■ Aim of the exercise:
For the word "name", search the records and show each line in which it occurs.

___ Records shown ___

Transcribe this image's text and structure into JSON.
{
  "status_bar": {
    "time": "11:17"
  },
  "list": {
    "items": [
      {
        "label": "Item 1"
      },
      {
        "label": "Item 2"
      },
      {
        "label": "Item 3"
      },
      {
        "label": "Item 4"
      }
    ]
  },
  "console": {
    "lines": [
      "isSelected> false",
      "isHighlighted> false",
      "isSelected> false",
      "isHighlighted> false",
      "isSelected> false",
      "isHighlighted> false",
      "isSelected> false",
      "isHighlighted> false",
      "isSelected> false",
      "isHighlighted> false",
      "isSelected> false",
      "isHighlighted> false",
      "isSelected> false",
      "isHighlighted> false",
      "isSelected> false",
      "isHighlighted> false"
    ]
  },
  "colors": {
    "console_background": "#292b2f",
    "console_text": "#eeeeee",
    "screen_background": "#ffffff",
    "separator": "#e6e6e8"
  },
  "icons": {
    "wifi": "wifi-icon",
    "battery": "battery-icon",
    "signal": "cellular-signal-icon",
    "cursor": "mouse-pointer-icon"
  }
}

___
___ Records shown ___

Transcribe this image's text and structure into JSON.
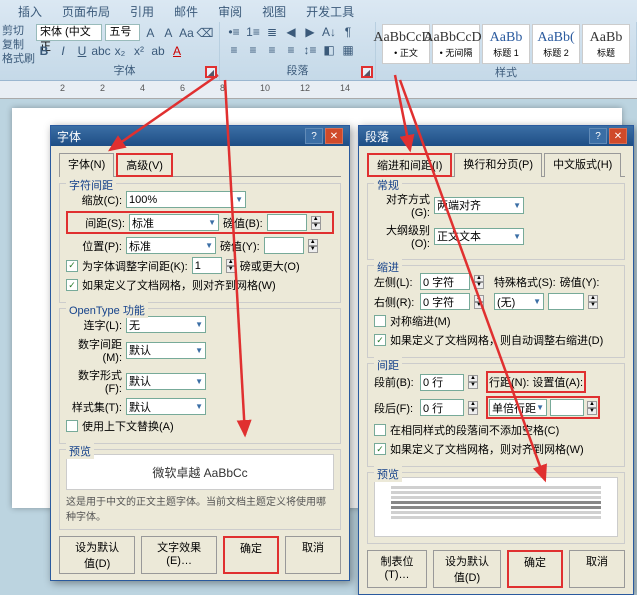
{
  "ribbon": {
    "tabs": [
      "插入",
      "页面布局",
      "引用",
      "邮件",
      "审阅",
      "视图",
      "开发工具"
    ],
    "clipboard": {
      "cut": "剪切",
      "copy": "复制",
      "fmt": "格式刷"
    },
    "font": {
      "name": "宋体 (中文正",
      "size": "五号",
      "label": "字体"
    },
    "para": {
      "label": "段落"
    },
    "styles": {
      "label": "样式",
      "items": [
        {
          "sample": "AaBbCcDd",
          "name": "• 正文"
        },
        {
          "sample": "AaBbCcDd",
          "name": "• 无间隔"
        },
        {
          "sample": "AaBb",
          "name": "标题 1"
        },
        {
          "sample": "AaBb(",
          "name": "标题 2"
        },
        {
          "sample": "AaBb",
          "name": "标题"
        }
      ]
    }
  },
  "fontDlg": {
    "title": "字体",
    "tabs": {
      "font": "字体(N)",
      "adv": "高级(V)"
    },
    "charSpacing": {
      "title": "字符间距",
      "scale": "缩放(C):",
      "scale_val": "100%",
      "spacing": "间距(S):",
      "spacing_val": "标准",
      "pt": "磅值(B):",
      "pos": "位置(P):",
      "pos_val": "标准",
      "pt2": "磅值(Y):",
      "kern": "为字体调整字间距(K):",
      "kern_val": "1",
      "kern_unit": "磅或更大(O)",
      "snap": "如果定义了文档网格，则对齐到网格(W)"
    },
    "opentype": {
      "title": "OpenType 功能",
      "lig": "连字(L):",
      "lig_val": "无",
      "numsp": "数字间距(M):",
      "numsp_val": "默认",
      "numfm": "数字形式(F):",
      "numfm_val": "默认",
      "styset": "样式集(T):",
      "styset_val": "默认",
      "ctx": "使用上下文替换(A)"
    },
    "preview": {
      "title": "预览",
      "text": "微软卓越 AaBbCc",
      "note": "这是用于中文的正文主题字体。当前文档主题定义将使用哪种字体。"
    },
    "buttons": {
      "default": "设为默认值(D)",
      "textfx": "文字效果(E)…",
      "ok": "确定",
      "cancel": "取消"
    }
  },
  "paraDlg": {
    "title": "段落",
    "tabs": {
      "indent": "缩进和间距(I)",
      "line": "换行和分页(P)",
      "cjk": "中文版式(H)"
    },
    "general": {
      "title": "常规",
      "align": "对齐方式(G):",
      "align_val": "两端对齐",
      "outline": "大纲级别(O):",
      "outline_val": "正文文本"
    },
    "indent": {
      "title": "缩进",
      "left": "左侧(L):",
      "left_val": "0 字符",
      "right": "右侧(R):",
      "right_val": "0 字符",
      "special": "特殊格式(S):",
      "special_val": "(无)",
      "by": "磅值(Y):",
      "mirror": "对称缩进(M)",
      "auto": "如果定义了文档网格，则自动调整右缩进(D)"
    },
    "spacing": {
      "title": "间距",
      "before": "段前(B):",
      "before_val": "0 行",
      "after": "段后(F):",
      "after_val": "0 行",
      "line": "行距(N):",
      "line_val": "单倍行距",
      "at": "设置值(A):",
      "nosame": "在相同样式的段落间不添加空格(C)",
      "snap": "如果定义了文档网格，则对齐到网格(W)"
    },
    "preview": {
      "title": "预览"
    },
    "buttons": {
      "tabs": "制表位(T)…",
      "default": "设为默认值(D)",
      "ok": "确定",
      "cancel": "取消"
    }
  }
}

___

■ Final answer:
      "name": "宋体 (中文正",
          "name": "• 正文"
          "name": "• 无间隔"
          "name": "标题 1"
          "name": "标题 2"
          "name": "标题"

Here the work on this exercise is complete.